■ THE INPUT ■
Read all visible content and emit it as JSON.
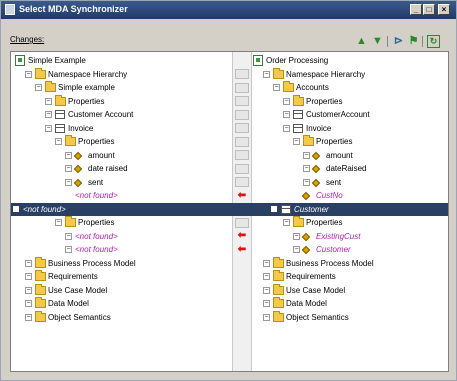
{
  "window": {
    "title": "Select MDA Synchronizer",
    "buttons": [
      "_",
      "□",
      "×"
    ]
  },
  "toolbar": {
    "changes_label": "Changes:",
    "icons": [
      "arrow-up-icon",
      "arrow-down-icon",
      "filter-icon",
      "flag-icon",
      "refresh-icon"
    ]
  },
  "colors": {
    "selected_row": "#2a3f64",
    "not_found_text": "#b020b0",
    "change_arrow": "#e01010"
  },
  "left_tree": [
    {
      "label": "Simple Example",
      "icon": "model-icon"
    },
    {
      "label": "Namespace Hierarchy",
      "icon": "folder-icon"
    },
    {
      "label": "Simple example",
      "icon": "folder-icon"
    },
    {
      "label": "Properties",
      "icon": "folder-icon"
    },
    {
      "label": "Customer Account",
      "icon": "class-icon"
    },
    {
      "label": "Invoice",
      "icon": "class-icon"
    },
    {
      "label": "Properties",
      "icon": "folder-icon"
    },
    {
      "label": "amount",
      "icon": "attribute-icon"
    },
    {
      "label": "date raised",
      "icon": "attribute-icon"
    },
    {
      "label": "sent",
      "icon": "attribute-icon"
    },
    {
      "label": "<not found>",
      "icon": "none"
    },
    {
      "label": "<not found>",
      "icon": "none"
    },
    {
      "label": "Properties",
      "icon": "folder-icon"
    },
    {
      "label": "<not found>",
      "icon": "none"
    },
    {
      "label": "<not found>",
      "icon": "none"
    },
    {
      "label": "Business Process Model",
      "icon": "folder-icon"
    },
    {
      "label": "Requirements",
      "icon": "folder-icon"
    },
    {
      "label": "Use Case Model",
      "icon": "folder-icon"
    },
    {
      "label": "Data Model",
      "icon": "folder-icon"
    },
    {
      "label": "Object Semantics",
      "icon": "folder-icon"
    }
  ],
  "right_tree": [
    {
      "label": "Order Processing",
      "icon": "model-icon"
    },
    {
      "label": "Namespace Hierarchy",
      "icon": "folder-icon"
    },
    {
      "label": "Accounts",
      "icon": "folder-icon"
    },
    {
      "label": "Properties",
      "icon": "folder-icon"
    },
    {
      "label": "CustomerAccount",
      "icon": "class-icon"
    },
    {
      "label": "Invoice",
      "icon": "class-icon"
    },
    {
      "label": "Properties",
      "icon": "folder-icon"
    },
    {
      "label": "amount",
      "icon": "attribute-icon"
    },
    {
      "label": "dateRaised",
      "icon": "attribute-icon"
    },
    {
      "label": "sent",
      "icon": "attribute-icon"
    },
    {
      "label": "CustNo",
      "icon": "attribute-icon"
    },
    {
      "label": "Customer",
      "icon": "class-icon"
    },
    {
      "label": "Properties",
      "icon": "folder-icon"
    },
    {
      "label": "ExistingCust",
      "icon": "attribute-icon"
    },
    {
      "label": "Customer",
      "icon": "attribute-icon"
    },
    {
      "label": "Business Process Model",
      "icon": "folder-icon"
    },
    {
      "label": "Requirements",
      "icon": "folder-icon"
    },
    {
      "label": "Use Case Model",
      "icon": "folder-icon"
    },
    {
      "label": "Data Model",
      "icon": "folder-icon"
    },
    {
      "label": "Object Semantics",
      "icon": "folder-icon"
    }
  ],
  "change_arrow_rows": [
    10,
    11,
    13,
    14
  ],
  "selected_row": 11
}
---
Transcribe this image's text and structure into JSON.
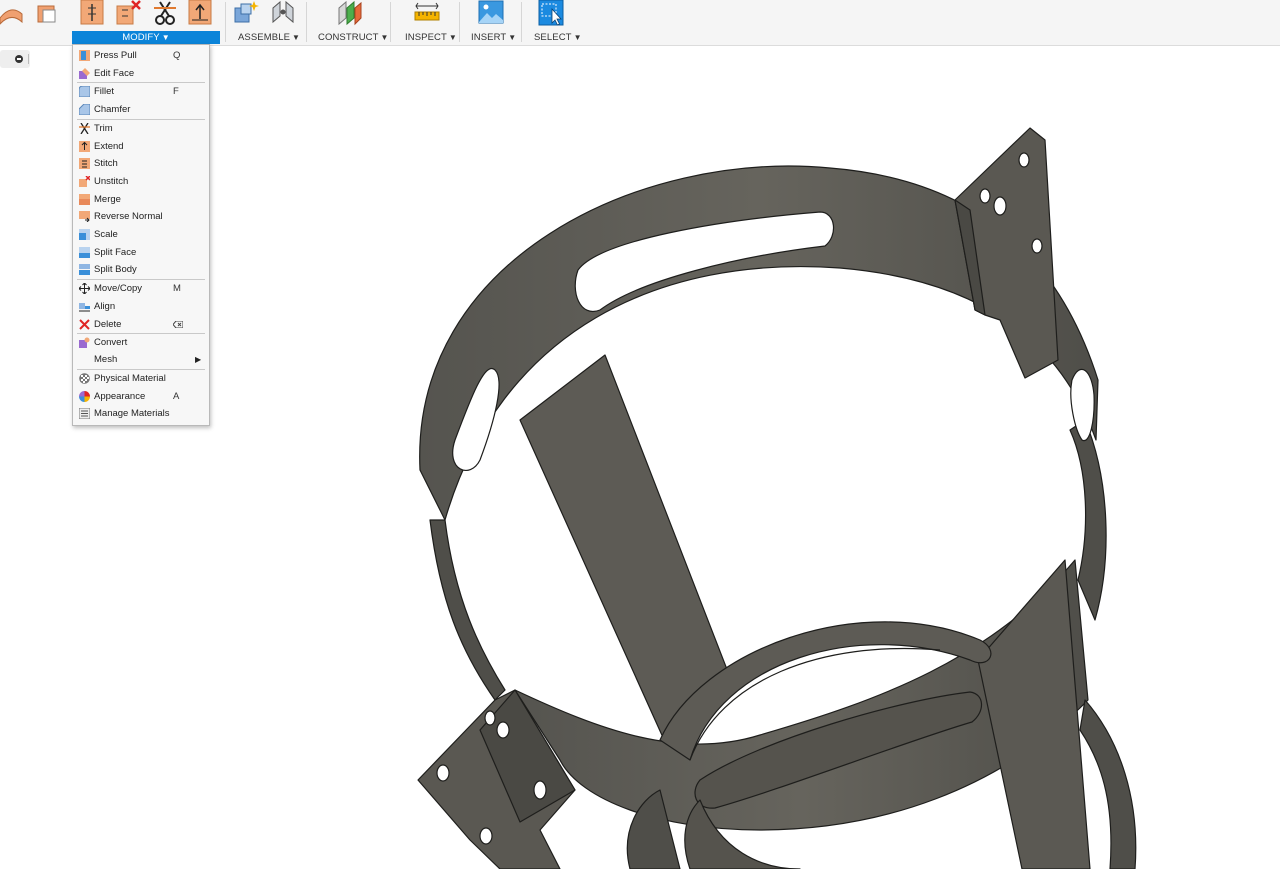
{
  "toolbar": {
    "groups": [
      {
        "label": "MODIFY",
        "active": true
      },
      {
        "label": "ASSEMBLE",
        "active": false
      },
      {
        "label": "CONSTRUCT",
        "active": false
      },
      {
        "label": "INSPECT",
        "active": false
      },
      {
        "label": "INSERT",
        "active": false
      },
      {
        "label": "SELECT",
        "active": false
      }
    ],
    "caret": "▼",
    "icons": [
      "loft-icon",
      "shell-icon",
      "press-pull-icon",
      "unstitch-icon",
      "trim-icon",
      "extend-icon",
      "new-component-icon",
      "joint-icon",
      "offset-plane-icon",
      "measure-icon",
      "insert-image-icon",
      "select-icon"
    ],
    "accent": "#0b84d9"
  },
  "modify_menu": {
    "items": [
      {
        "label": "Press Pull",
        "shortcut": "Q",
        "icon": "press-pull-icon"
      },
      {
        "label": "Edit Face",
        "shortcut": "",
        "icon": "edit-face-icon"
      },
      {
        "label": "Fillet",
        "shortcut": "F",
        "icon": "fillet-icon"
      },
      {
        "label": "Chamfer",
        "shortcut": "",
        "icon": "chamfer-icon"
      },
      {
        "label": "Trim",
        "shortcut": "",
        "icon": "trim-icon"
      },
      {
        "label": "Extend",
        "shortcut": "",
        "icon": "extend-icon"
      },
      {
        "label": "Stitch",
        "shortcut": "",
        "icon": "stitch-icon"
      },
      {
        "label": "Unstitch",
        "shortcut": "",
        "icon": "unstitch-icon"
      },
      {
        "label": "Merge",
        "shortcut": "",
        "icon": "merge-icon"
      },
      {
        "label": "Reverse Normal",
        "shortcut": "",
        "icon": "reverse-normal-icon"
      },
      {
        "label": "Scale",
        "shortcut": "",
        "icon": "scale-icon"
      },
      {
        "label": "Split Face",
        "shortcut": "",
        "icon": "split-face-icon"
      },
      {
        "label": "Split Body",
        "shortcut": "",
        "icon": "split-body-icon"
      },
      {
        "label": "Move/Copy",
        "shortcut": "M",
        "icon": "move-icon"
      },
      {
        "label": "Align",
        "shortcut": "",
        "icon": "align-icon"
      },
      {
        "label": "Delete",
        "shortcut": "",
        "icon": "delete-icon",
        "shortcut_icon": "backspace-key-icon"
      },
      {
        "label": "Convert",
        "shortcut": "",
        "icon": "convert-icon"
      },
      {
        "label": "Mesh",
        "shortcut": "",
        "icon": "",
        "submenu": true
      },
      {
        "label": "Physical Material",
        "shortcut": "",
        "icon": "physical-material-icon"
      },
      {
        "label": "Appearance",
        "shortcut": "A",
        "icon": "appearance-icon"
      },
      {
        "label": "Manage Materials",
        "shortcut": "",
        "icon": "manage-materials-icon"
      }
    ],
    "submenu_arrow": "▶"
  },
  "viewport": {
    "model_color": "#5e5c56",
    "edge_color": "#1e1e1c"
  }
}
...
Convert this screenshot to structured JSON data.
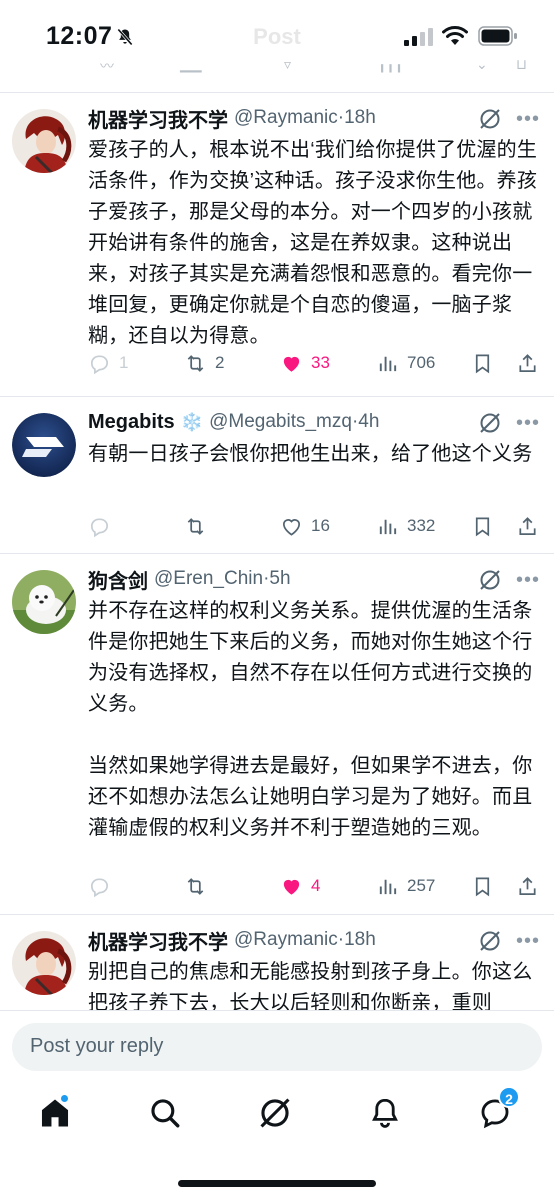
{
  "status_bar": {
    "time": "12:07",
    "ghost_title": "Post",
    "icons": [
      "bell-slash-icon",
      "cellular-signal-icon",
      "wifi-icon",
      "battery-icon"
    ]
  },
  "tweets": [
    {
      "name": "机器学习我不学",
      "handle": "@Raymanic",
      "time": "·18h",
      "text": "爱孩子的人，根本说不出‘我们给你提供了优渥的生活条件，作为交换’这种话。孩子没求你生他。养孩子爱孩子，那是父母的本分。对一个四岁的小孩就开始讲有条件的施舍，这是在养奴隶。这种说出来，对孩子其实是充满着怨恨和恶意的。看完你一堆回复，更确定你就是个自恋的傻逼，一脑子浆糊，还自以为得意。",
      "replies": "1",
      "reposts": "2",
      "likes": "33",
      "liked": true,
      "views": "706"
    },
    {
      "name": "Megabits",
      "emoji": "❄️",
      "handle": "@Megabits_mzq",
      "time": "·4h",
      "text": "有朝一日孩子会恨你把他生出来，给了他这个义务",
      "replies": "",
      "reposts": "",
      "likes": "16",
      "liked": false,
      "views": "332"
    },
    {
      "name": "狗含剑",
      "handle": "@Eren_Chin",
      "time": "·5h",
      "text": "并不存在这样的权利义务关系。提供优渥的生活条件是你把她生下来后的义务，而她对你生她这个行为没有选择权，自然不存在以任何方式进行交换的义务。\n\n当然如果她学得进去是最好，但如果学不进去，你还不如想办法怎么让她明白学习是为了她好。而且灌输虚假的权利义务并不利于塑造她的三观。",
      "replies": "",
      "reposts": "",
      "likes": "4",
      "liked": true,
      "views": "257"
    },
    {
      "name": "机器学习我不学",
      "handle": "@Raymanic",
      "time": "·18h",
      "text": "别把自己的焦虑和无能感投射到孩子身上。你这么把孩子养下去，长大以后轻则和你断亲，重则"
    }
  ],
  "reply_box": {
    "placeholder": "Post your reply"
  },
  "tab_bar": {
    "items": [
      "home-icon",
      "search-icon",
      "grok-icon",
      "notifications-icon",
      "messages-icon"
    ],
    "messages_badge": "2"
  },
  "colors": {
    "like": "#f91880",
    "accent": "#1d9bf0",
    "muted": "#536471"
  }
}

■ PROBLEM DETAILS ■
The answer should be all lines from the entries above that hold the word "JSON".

■ WRITTEN RESPONSE ■
Read all visible content and emit it as JSON.
Transcribe this image's text and structure into JSON.
Convert this screenshot to structured JSON data.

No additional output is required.